California is experiencing the most severe drought in the last millennium, with extreme measures being taken to preserve water, though some believe the state is already heading towards an unmitigated disaster. We’ve already discussed that in depth several times before (1, 2, 3), but we’re not going to do that here. They say an image is worth a thousand words,
Some argue that the first genuine science fiction novel is Mary Shelley’s Frankenstein, where technology bordering necromancy is used to reanimate the dead. But labeling what falls under science fiction can be troublesome. Christopher McKitterick says that in the strict etymological sense, it’s literature about scientific discovery or technological change, but then argues that this definition misses the mark; instead Mckiterrick believes “SF is about how we have changed, how external change affects us, how things we do change the world around us, and how we will continue to change over time.” What about works of fiction written in a time when science wasn’t even considered a distinct field, separate from natural philosophy, or study of religious truth, etc? Depending on how you class what makes science fiction, Lucian of Samosata’s “True Stories” might be the first science fiction novel. The characters venture to distant realms including the moon, the sun, and strange planets and islands. The star protagonist is Lucian himself who happens to stumble upon aliens on the moon and finds himself in the midst of a war between the lunar and sun empires.
Child labor, unethical promotion, manipulating uneducated mothers, pollution, price fixing and mislabeling – those are not words you want to see associated with your company. Nestle is the world’s largest foodstuff company, and it has a history that would make even hardcore industrialists shiver. Here, we’re gonna look at why Nestle has such a bad reputation and whether or not
When Fish Say Cheese – photographer Jorge Cervera Hauser takes underwater pictures of the ocean’s inhabitants, capturing their magnificence as if it were just another day. Each image has a duality to it, looking as if it was an instantaneous shot, but at the same time, it also looks carefully staged. All his photographs are taken miles away from the
One day in 1885, the twenty-three-year old apprentice machinist Henry Ford came into contact for the first time in his life with the gas-powered internal combustion engine. It was love at first sight. Instantly, a wave of excitement overcame him for he envisioned even at that tender age and during those uncertain times that horseless carriages will forever revolutionize transportation. This was to be his life’s work.

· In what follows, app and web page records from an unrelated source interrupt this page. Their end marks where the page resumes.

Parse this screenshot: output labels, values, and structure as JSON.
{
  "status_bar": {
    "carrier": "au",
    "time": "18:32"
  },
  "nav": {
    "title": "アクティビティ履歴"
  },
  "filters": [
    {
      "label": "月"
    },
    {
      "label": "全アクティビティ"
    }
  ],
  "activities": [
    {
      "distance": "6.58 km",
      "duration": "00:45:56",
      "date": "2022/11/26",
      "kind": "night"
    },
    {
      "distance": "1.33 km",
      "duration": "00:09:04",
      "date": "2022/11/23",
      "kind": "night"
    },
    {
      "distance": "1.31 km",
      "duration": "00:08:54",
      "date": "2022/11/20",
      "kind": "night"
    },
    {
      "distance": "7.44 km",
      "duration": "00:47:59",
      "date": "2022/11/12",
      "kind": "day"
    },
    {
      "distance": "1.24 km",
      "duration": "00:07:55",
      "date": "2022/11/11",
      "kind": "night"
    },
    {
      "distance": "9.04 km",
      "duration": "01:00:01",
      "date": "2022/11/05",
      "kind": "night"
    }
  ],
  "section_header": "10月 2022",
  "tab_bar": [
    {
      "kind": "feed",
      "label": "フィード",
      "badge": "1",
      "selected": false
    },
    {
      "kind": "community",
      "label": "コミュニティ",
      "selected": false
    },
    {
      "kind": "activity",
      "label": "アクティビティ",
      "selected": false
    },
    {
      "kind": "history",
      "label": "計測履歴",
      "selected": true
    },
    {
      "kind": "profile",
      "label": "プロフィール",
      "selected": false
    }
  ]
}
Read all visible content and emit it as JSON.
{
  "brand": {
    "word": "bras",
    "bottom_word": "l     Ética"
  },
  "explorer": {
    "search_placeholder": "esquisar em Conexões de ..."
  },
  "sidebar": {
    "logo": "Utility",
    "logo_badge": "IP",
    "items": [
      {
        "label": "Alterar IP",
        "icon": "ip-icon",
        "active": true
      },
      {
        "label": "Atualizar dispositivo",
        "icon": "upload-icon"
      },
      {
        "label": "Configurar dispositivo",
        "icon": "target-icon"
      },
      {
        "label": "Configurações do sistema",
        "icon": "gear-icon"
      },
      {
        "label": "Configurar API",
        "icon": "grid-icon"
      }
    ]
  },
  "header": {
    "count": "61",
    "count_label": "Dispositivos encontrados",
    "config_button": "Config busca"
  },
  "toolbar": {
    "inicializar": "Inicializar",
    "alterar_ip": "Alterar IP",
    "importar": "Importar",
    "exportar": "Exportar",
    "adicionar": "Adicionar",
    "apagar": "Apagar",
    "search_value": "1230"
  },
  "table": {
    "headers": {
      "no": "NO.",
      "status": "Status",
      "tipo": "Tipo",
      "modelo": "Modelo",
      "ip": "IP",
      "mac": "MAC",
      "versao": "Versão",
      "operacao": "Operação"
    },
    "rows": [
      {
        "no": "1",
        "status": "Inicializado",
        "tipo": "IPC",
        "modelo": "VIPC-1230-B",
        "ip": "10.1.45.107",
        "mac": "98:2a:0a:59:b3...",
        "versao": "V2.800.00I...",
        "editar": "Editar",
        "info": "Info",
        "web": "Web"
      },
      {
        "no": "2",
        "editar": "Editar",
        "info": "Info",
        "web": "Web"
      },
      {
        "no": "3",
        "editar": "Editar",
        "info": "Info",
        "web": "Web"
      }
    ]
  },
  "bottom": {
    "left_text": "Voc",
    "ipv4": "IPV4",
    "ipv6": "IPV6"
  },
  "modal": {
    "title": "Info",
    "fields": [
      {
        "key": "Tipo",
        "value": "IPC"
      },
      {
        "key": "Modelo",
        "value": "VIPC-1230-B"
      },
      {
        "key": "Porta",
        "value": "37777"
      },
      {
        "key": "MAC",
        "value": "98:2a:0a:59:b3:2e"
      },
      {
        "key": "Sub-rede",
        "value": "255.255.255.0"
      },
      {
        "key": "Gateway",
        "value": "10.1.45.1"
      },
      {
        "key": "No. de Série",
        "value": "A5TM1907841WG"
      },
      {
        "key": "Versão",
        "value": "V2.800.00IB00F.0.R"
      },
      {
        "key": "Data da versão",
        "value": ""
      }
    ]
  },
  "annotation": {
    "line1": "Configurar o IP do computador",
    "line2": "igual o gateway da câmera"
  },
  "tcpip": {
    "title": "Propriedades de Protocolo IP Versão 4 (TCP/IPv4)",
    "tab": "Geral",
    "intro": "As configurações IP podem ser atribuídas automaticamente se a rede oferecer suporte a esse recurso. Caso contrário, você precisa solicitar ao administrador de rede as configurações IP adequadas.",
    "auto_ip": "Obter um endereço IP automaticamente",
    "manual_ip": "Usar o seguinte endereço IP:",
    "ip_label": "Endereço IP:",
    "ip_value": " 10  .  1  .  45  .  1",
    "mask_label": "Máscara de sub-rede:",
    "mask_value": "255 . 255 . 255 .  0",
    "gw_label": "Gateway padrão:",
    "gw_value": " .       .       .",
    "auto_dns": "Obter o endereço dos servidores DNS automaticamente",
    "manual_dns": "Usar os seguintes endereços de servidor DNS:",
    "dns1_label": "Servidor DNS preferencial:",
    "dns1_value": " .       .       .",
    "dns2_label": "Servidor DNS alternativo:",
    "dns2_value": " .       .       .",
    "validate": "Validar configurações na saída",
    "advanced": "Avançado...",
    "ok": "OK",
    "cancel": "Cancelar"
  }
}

Widely considered one of the most brilliant scientists in history, Louis Pasteur basically revolutionized the world as we know it. His breakthroughs have saved countless lives and improved the quality of life for people worldwide, and his work paved the way for what we call today microbiology. We owe him a lot, at the very least knowing the things he did to change the world:
This “drawing” might look like it was made by a kid in grade school, but make no mistake it symbolizes one of the biggest achievements in 21st century biology. This San Diego beach scene was actually drawn in an eight color palette of bacterial colonies expressing fluorescent proteins derived from GFP and the red-fluorescent coral protein dsRed. Effectively, this is a picture literally drawn with life.
Norwegian artist Andreas Lie [shop here] blends animal imagery with landscape photography to create amazing series of double exposure animal portraits. His images highlight the animals superimposed on their habitats, in a photographic effect called double exposure. Here are more of his images:
The life of a beekeeper is not an easy one, but for bee hunters, it’s an entirely different world. In case you don’t know what I’m talking about, bee hunting is an ancient art practiced by some Himalayan civilizations in one way or another in the past 10,000 years. It’s been done in 8,000 BC, it’s being done now… and it’s
Many of you have signalled that you don’t get all our posts on Facebook. This happens because of Facebook’s algorithm, that tends to filter out most of the posts from your liked pages. It’s not an official figure, but from what I’ve observed, the things we post often times reach less than 10% of you! In other words, the odds